EPA: Florida must change water quality standards to protect citizens’ health

TALLAHASSEE — The United States Environmental Protection Agency has determined that Florida’s antiquated water quality standards do not go far enough in protecting its citizens — particularly those who consume fish — from pollutants and adverse health effects.

Florida’s current criteria for 40 toxic pollutants runs afoul of the Clean Water Act, does not reflect the latest science and must be changed to safeguard a state that has a vibrant seafood industry, the agency said in a letter released Thursday by the federal agency.

A big issue: Florida’s projection that its residents eat 6.5 grams of fish per day. That number came from standards adopted three decades ago, and the agency said it “does not keep pace with the current practices of Florida residents.”

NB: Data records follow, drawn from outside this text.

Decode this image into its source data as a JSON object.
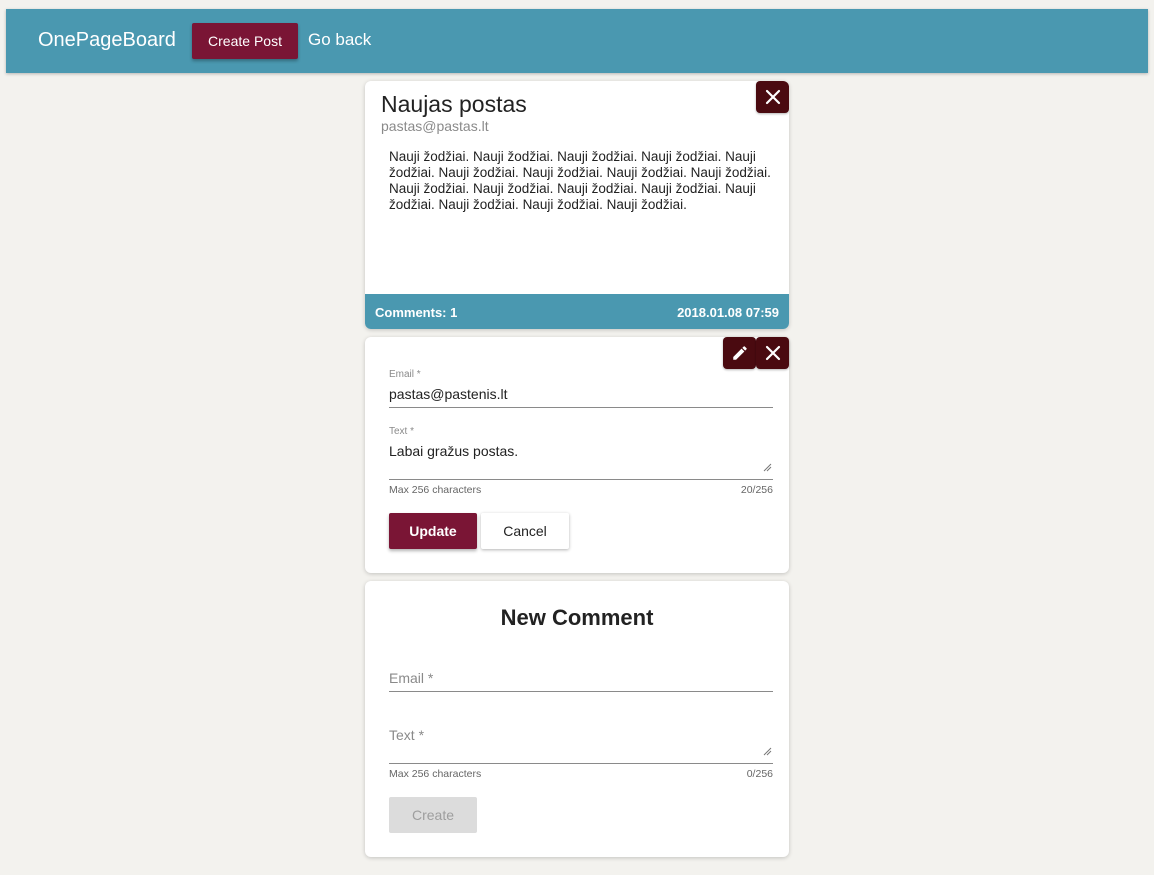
{
  "navbar": {
    "brand": "OnePageBoard",
    "create_post_label": "Create Post",
    "go_back_label": "Go back"
  },
  "post": {
    "title": "Naujas postas",
    "email": "pastas@pastas.lt",
    "body": "Nauji žodžiai. Nauji žodžiai. Nauji žodžiai. Nauji žodžiai. Nauji žodžiai. Nauji žodžiai. Nauji žodžiai. Nauji žodžiai. Nauji žodžiai. Nauji žodžiai. Nauji žodžiai. Nauji žodžiai. Nauji žodžiai. Nauji žodžiai. Nauji žodžiai. Nauji žodžiai. Nauji žodžiai.",
    "comments_label": "Comments:",
    "comments_count": "1",
    "date": "2018.01.08 07:59"
  },
  "edit_comment": {
    "email_label": "Email *",
    "email_value": "pastas@pastenis.lt",
    "text_label": "Text *",
    "text_value": "Labai gražus postas.",
    "hint": "Max 256 characters",
    "counter": "20/256",
    "update_label": "Update",
    "cancel_label": "Cancel"
  },
  "new_comment": {
    "title": "New Comment",
    "email_placeholder": "Email *",
    "text_placeholder": "Text *",
    "hint": "Max 256 characters",
    "counter": "0/256",
    "create_label": "Create"
  },
  "icons": {
    "close": "close-icon",
    "edit": "pencil-icon"
  },
  "colors": {
    "navbar": "#4a98b0",
    "primary": "#7a1535",
    "icon_button": "#4a0a10",
    "background": "#f3f2ee"
  }
}
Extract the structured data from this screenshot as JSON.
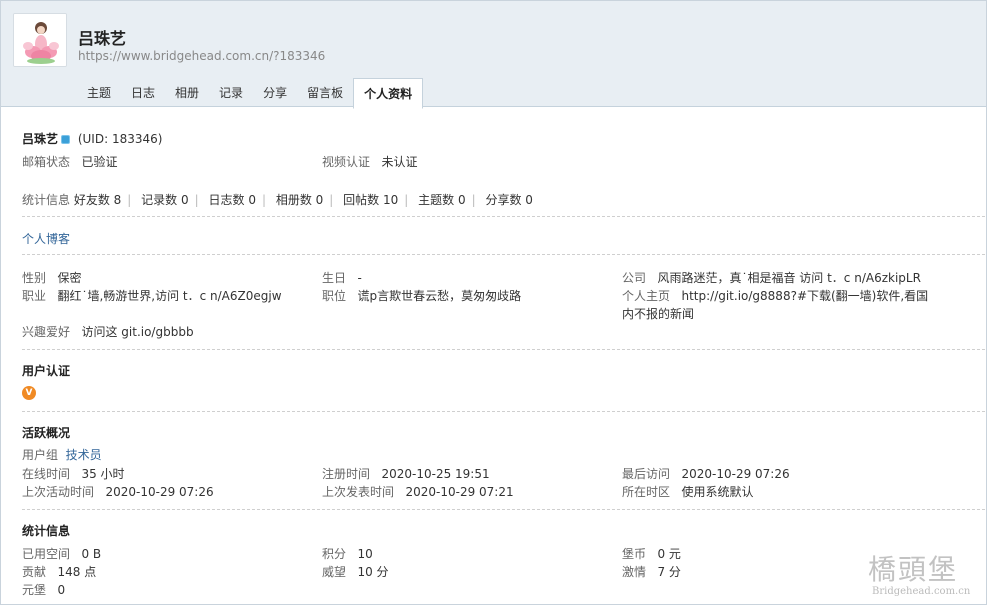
{
  "profile": {
    "name": "吕珠艺",
    "url": "https://www.bridgehead.com.cn/?183346",
    "uid_text": "(UID: 183346)"
  },
  "tabs": [
    {
      "label": "主题"
    },
    {
      "label": "日志"
    },
    {
      "label": "相册"
    },
    {
      "label": "记录"
    },
    {
      "label": "分享"
    },
    {
      "label": "留言板"
    },
    {
      "label": "个人资料",
      "active": true
    }
  ],
  "verify": {
    "email_label": "邮箱状态",
    "email_value": "已验证",
    "video_label": "视频认证",
    "video_value": "未认证"
  },
  "stats": {
    "label": "统计信息",
    "friends": "好友数 8",
    "records": "记录数 0",
    "blogs": "日志数 0",
    "albums": "相册数 0",
    "replies": "回帖数 10",
    "threads": "主题数 0",
    "shares": "分享数 0"
  },
  "blog_link": "个人博客",
  "personal": {
    "gender_label": "性别",
    "gender_value": "保密",
    "birthday_label": "生日",
    "birthday_value": "-",
    "company_label": "公司",
    "company_value": "风雨路迷茫，真˙相是福音 访问 t．c n/A6zkipLR",
    "job_label": "职业",
    "job_value": "翻红˙墙,畅游世界,访问 t．c n/A6Z0egjw",
    "position_label": "职位",
    "position_value": "谎p言欺世春云愁，莫匆匆歧路",
    "homepage_label": "个人主页",
    "homepage_value_1": "http://git.io/g8888?#下载(翻一墙)软件,看国",
    "homepage_value_2": "内不报的新闻",
    "hobby_label": "兴趣爱好",
    "hobby_value": "访问这 git.io/gbbbb"
  },
  "auth": {
    "title": "用户认证",
    "badge": "V"
  },
  "activity": {
    "title": "活跃概况",
    "group_label": "用户组",
    "group_value": "技术员",
    "online_label": "在线时间",
    "online_value": "35 小时",
    "register_label": "注册时间",
    "register_value": "2020-10-25 19:51",
    "lastvisit_label": "最后访问",
    "lastvisit_value": "2020-10-29 07:26",
    "lastactive_label": "上次活动时间",
    "lastactive_value": "2020-10-29 07:26",
    "lastpost_label": "上次发表时间",
    "lastpost_value": "2020-10-29 07:21",
    "timezone_label": "所在时区",
    "timezone_value": "使用系统默认"
  },
  "credits": {
    "title": "统计信息",
    "space_label": "已用空间",
    "space_value": "0 B",
    "points_label": "积分",
    "points_value": "10",
    "coin_label": "堡币",
    "coin_value": "0 元",
    "contrib_label": "贡献",
    "contrib_value": "148 点",
    "prestige_label": "威望",
    "prestige_value": "10 分",
    "passion_label": "激情",
    "passion_value": "7 分",
    "yuanbao_label": "元堡",
    "yuanbao_value": "0"
  },
  "watermark": {
    "logo": "橋頭堡",
    "url": "Bridgehead.com.cn"
  },
  "colors": {
    "header_bg": "#e8eef3",
    "link": "#336699",
    "badge_orange": "#f08a24",
    "uid_badge": "#3ba0d8"
  }
}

Florida ranks 11th among American states for fresh seafood production with 87 million pounds harvested and a dockside value of $237 million, according to a 2016 report by the Florida Department of Agriculture.